She plowed through them like I was lightly tossing grains of sand at her. Once again, all I managed were tiny rips to her costume. She braced herself to rush at me, and I whirled again, but this time, it was a feint. Instead of a charge, brilliant pink laser beams fired from her hands. “Stun Rams” she used to call them, beams of pure kinetic force, which also shocked the nervous system of living beings it touched and the circuitry of any machine it hit. Her fists hit much harder, but the Stun Ram could be even more effective with its range, speed, and ability to briefly disable even opponents as tough as herself.
I had anticipated this attack, but unfortunately, I wasn’t quite fast enough to dodge it. She anticipated where I would be, and the beam struck me right in the chest. I felt an instant jolt to my nerves, and I went light headed and numb. The effect would only last a couple seconds, but that was about seven-quarters of a second more than she needed. She was on top of me before I could even register that I’d been hit.
I’d already bled through most of my earth mana just breaking her grip and had not had time to replenish it. Even if I had not been briefly paralyzed, I was now barely Class 2 in strength. I may as well have been a mouse trying to move a mountain.
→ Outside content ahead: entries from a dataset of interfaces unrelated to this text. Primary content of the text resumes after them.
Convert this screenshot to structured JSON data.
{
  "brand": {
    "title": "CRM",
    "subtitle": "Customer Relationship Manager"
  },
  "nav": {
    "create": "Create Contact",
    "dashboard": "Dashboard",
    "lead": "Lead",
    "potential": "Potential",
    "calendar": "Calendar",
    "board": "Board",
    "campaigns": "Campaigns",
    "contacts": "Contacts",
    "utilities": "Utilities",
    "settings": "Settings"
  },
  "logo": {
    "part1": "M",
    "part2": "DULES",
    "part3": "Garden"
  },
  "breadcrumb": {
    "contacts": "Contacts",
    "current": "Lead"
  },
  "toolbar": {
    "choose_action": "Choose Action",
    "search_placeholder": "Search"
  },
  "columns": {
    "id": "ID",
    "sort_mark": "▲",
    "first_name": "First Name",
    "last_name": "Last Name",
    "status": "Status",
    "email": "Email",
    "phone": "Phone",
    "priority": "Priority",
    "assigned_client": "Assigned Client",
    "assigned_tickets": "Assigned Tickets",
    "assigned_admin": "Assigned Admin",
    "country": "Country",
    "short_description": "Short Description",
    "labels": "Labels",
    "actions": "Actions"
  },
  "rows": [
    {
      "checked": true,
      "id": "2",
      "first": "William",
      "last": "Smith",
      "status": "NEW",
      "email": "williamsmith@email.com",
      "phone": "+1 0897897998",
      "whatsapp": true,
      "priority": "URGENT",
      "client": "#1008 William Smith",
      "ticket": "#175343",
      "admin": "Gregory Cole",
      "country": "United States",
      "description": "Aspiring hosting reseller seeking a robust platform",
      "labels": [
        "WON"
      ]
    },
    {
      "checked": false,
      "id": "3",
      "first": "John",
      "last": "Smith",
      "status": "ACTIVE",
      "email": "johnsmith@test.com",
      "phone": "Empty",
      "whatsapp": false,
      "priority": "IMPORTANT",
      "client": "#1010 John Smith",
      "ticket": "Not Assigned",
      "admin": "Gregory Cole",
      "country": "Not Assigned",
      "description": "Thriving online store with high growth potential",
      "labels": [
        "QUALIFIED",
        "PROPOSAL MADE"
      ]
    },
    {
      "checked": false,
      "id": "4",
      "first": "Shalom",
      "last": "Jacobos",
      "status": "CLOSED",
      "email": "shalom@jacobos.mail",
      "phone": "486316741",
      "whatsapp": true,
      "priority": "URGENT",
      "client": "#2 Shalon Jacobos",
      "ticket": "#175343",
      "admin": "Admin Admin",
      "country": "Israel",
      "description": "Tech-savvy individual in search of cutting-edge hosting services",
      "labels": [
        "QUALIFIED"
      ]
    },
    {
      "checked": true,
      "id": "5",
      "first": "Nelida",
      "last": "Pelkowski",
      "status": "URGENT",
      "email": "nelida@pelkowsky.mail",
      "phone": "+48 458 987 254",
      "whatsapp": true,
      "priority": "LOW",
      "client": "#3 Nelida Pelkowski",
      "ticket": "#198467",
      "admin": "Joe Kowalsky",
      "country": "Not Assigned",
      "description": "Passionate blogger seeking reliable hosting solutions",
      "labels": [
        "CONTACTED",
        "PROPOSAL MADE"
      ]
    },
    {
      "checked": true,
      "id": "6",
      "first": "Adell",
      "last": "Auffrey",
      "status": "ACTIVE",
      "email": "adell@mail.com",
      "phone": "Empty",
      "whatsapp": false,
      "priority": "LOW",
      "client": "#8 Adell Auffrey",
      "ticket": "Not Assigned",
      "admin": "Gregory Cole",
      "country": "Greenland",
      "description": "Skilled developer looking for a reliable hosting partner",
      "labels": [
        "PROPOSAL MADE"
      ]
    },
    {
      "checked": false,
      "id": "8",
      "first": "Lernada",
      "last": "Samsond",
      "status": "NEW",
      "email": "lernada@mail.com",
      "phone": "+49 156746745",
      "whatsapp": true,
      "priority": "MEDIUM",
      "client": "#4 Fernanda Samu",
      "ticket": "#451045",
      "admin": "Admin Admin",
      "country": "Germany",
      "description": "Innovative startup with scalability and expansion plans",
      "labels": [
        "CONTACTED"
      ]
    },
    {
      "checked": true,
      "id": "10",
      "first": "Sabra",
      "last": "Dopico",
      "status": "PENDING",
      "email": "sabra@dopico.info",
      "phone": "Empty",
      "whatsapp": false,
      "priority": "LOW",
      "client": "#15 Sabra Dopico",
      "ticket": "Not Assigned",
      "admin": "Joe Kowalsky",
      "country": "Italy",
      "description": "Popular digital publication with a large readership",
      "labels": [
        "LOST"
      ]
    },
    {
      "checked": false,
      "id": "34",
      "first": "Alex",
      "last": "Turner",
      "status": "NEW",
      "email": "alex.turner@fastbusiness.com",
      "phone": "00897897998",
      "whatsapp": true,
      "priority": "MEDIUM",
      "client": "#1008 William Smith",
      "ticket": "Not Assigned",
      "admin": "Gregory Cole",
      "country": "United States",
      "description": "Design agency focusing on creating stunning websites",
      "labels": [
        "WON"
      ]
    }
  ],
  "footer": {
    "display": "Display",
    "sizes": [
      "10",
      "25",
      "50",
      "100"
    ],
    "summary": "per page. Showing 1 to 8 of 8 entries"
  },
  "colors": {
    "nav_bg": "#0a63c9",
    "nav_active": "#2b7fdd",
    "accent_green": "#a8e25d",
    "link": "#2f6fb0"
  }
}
Lisa grabbed my wrists and pinned them over my head with one hand, then wrapped her legs around my thighs, trapping me completely. With a simple pull, she could have torn me half. Instead, she used her free hand, which still held the Villain Maker’s device, and pressed the cylindrical gadget to my temple.
“I’m so sorry, James,” she said. “But you’ll understand now. I promise you, a terrible as it is, this needs to be done.” She leaned forward and gently kissed me. “Remember…”